University of Washington Abstract Zimbabwean Literature since 1980: Irrealist Style and Capitalist Modernization Meredith Bauer Chair of the Supervisory Committee: Nancy K. Ketcham Endowed Chair, Laura Chrisman Department of English This dissertation analyzes the works of three Zimbabwean writers since 1980—Dambudzo Marechera, Yvonne Vera and NoViolet Bulawayo—using the lenses of the world-systems theory of combined and uneven development and irrealist aesthetics. It draws upon the Warwick Research Collective’s (WReC’s) definition of “irrealism” as a literary style that incorporates experimental and non-representational techniques, sometimes alongside realist techniques. Marechera, Vera and Bulawayo use irrealism to engage with political economy, more specifically the uneven nature of capitalist modernization. The Marxian theory of “combined and uneven development” is based on the contributions of Lenin and Trotsky to understanding world-systems. Lenin observed transnational unevenness, specifically between the core national powers and the peripheral countries they dominate. Trotsky observed that during transitional periods, archaic and modern social formations often combined in unpredictable ways. Trotsky also emphasized that the capitalist system had become hegemonic across the globe. Following these contributions, Deckard et al argue that capitalist development “does not smooth away but rather produces unevenness, systematically and as a matter of course” (12). Modernity is composed of inconsistencies between the archaic and the contemporary and conflict between core and various layered peripheries.

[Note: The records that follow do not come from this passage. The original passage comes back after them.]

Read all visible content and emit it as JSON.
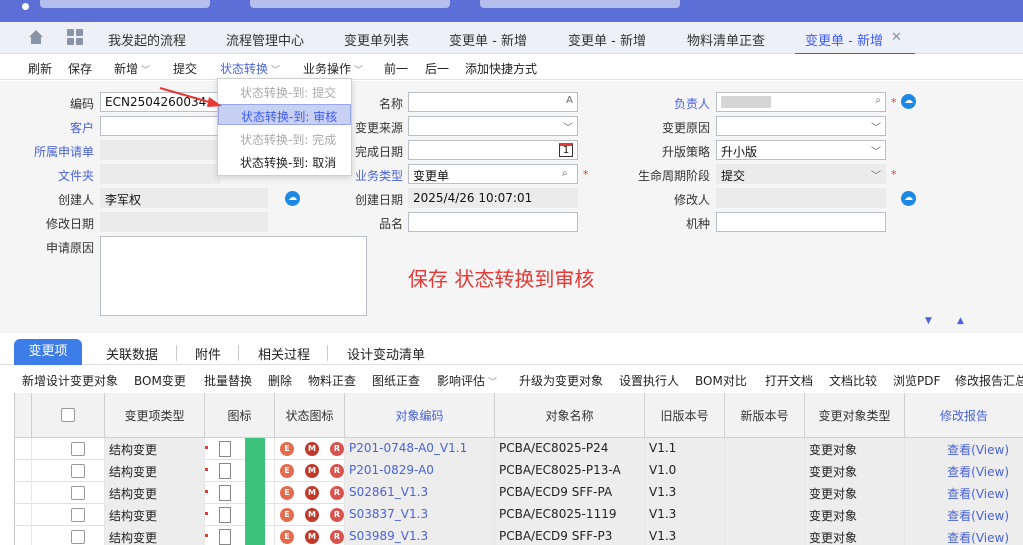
{
  "colors": {
    "accent": "#3d5afe",
    "link": "#4a63d8",
    "topbar": "#5b6fd6",
    "required": "#e53935",
    "tab_active_bg": "#3d7de8"
  },
  "tabs": [
    "我发起的流程",
    "流程管理中心",
    "变更单列表",
    "变更单 - 新增",
    "变更单 - 新增",
    "物料清单正查",
    "变更单 - 新增"
  ],
  "tabs_close": "✕",
  "toolbar": {
    "refresh": "刷新",
    "save": "保存",
    "new": "新增",
    "submit": "提交",
    "state": "状态转换",
    "biz": "业务操作",
    "prev": "前一",
    "next": "后一",
    "shortcut": "添加快捷方式"
  },
  "dropdown": {
    "items": [
      "状态转换-到: 提交",
      "状态转换-到: 审核",
      "状态转换-到: 完成",
      "状态转换-到: 取消"
    ]
  },
  "form": {
    "code_label": "编码",
    "code_value": "ECN2504260034",
    "customer_label": "客户",
    "apply_label": "所属申请单",
    "folder_label": "文件夹",
    "creator_label": "创建人",
    "creator_value": "李军权",
    "modify_date_label": "修改日期",
    "reason_label": "申请原因",
    "name_label": "名称",
    "source_label": "变更来源",
    "finish_label": "完成日期",
    "finish_day": "1",
    "biztype_label": "业务类型",
    "biztype_value": "变更单",
    "create_date_label": "创建日期",
    "create_date_value": "2025/4/26 10:07:01",
    "product_label": "品名",
    "owner_label": "负责人",
    "change_reason_label": "变更原因",
    "upgrade_label": "升版策略",
    "upgrade_value": "升小版",
    "lifecycle_label": "生命周期阶段",
    "lifecycle_value": "提交",
    "modifier_label": "修改人",
    "model_label": "机种"
  },
  "note": "保存 状态转换到审核",
  "subtabs": [
    "变更项",
    "关联数据",
    "附件",
    "相关过程",
    "设计变动清单"
  ],
  "subtoolbar": [
    "新增设计变更对象",
    "BOM变更",
    "批量替换",
    "删除",
    "物料正查",
    "图纸正查",
    "影响评估",
    "升级为变更对象",
    "设置执行人",
    "BOM对比",
    "打开文档",
    "文档比较",
    "浏览PDF",
    "修改报告汇总"
  ],
  "columns": [
    "变更项类型",
    "图标",
    "状态图标",
    "对象编码",
    "对象名称",
    "旧版本号",
    "新版本号",
    "变更对象类型",
    "修改报告"
  ],
  "rows": [
    {
      "type": "结构变更",
      "code": "P201-0748-A0_V1.1",
      "name": "PCBA/EC8025-P24",
      "old": "V1.1",
      "new": "",
      "objtype": "变更对象",
      "report": "查看(View)"
    },
    {
      "type": "结构变更",
      "code": "P201-0829-A0",
      "name": "PCBA/EC8025-P13-A",
      "old": "V1.0",
      "new": "",
      "objtype": "变更对象",
      "report": "查看(View)"
    },
    {
      "type": "结构变更",
      "code": "S02861_V1.3",
      "name": "PCBA/ECD9 SFF-PA",
      "old": "V1.3",
      "new": "",
      "objtype": "变更对象",
      "report": "查看(View)"
    },
    {
      "type": "结构变更",
      "code": "S03837_V1.3",
      "name": "PCBA/EC8025-1119",
      "old": "V1.3",
      "new": "",
      "objtype": "变更对象",
      "report": "查看(View)"
    },
    {
      "type": "结构变更",
      "code": "S03989_V1.3",
      "name": "PCBA/ECD9 SFF-P3",
      "old": "V1.3",
      "new": "",
      "objtype": "变更对象",
      "report": "查看(View)"
    }
  ],
  "status_icons": [
    "E",
    "M",
    "R"
  ],
  "scroll_down": "▼",
  "scroll_up": "▲"
}
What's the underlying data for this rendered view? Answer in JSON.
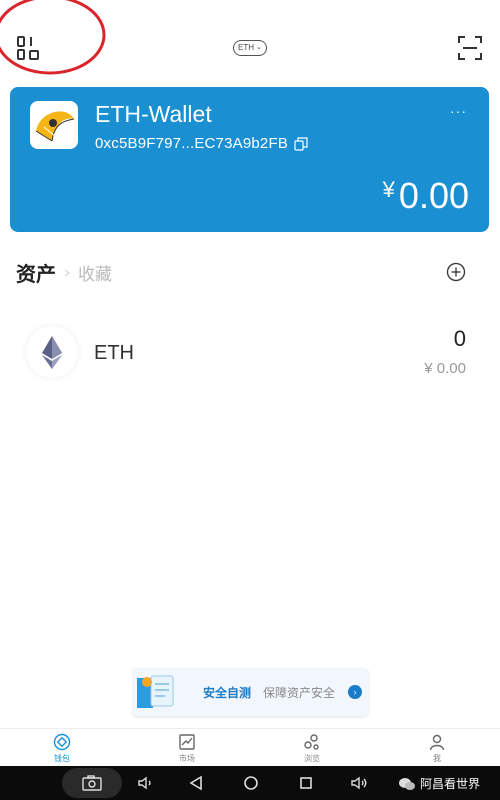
{
  "header": {
    "chain_label": "ETH",
    "menu_icon": "qr-grid-icon",
    "scan_icon": "scan-icon",
    "annotation_color": "#d9252b"
  },
  "wallet": {
    "name": "ETH-Wallet",
    "address": "0xc5B9F797...EC73A9b2FB",
    "more": "···",
    "currency_symbol": "¥",
    "balance": "0.00",
    "card_color": "#1a90d3"
  },
  "tabs": {
    "assets": "资产",
    "favorites": "收藏"
  },
  "assets": [
    {
      "symbol": "ETH",
      "amount": "0",
      "value": "¥ 0.00"
    }
  ],
  "banner": {
    "title": "安全自测",
    "subtitle": "保障资产安全"
  },
  "bottom_nav": [
    {
      "label": "钱包",
      "icon": "wallet-icon",
      "active": true
    },
    {
      "label": "市场",
      "icon": "market-icon",
      "active": false
    },
    {
      "label": "浏览",
      "icon": "browse-icon",
      "active": false
    },
    {
      "label": "我",
      "icon": "profile-icon",
      "active": false
    }
  ],
  "watermark": "阿昌看世界"
}
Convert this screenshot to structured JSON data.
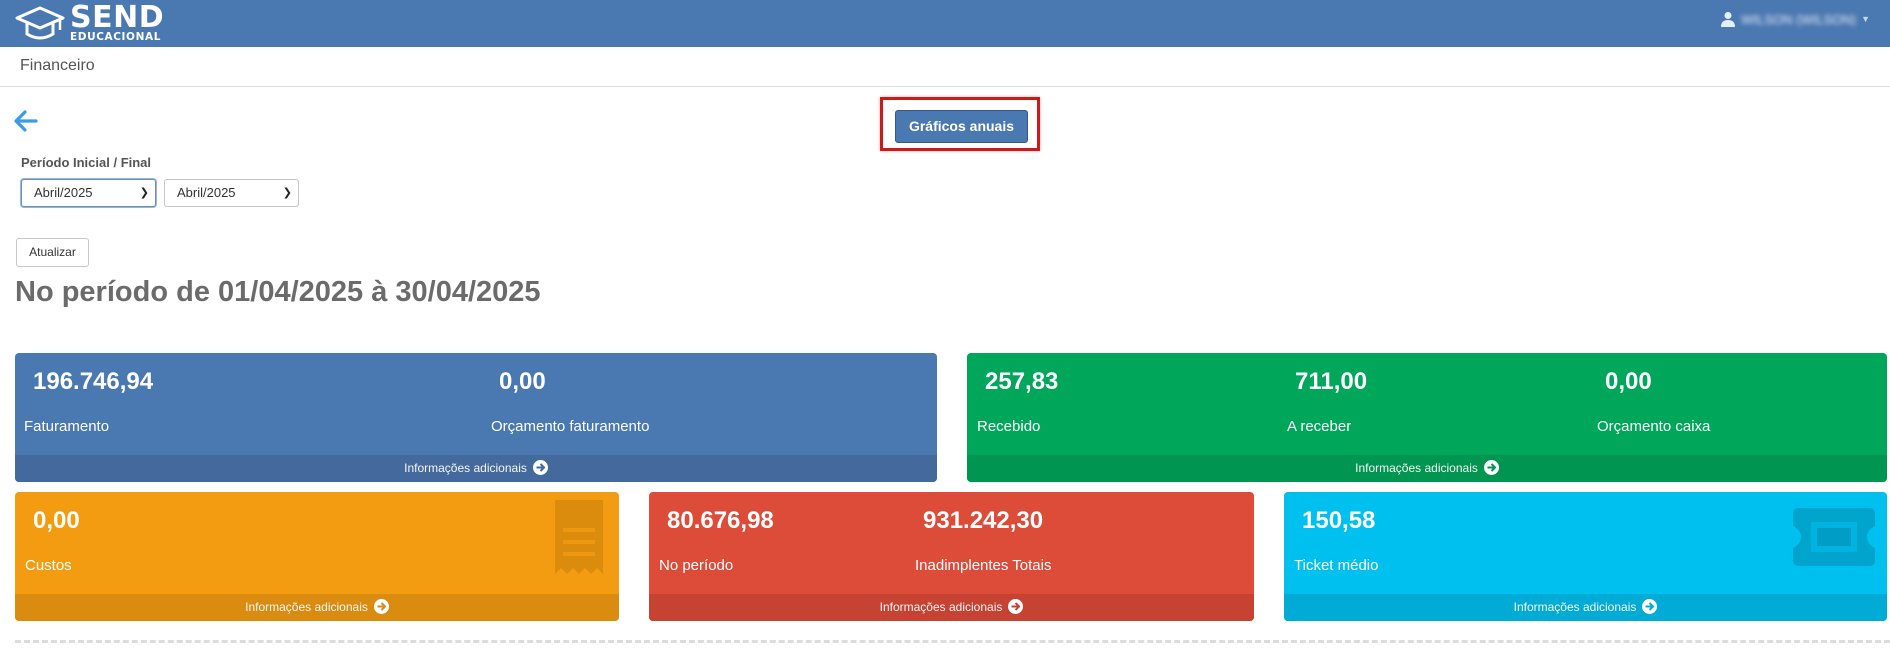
{
  "brand": {
    "line1": "SEND",
    "line2": "EDUCACIONAL"
  },
  "header": {
    "user_name": "WILSON (WILSON)"
  },
  "page": {
    "title": "Financeiro"
  },
  "toolbar": {
    "annual_charts_label": "Gráficos anuais",
    "update_label": "Atualizar"
  },
  "period": {
    "label": "Período Inicial / Final",
    "start_value": "Abril/2025",
    "end_value": "Abril/2025",
    "heading": "No período de 01/04/2025 à 30/04/2025"
  },
  "cards": {
    "faturamento": {
      "metrics": [
        {
          "value": "196.746,94",
          "label": "Faturamento"
        },
        {
          "value": "0,00",
          "label": "Orçamento faturamento"
        }
      ],
      "footer": "Informações adicionais"
    },
    "caixa": {
      "metrics": [
        {
          "value": "257,83",
          "label": "Recebido"
        },
        {
          "value": "711,00",
          "label": "A receber"
        },
        {
          "value": "0,00",
          "label": "Orçamento caixa"
        }
      ],
      "footer": "Informações adicionais"
    },
    "custos": {
      "metrics": [
        {
          "value": "0,00",
          "label": "Custos"
        }
      ],
      "footer": "Informações adicionais",
      "icon": "receipt-icon"
    },
    "inadimplentes": {
      "metrics": [
        {
          "value": "80.676,98",
          "label": "No período"
        },
        {
          "value": "931.242,30",
          "label": "Inadimplentes Totais"
        }
      ],
      "footer": "Informações adicionais"
    },
    "ticket": {
      "metrics": [
        {
          "value": "150,58",
          "label": "Ticket médio"
        }
      ],
      "footer": "Informações adicionais",
      "icon": "ticket-icon"
    }
  },
  "colors": {
    "header_blue": "#4a78b1",
    "green": "#00a65a",
    "orange": "#f39c12",
    "red": "#dd4b39",
    "aqua": "#00c0ef",
    "highlight": "#cc1a1a"
  }
}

Marechera, Vera and Bulawayo deploy irrealist techniques to “show us what it feels like to live on a given ground” within the systemic crises of postcoloniality, civil war, post-independence authoritarianism and economic failure, as indicators of world-system combined unevenness (Lazarus 133-134). Marechera developed a Menippean satirical project that manifested in both writing and performance, to respond to power hierarchies as embedded within opposition groups and revolutionary politics both in Zimbabwe and in the UK. Vera wrote feminist revisionist historiographical fiction as a response to the layered peripheralization of certain groups—women, the poor, and Ndebele communities in Matabeleland. Bulawayo has exhibited less interest in specifying the historical context for her work than either of her predecessors. Although she deploys irrealist techniques, Bulawayo’s creative choices are imbricated in the literary market particular to the US, a core market in the world-literary system.